**Provided data:**
=== Begin Enclosure ===

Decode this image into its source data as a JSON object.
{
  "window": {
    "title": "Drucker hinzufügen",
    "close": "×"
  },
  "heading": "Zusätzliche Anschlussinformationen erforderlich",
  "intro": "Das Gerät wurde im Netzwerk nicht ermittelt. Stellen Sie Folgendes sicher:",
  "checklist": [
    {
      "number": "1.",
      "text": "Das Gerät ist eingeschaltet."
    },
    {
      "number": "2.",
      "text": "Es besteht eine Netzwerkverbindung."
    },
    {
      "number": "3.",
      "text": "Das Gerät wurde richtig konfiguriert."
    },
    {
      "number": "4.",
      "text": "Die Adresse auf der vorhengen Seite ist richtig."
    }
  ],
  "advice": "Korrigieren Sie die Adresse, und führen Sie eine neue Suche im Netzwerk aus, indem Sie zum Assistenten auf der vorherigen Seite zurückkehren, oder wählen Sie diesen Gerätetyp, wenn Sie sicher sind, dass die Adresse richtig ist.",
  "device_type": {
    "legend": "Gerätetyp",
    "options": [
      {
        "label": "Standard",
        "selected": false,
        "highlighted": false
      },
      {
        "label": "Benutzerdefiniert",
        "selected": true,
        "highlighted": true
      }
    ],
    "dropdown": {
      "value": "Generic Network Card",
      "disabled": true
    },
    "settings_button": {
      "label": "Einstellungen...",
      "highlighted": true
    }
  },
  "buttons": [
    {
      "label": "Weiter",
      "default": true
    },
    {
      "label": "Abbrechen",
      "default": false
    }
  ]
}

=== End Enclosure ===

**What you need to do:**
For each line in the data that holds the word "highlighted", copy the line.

**Output of the task:**
        "highlighted": false
        "highlighted": true
      "highlighted": true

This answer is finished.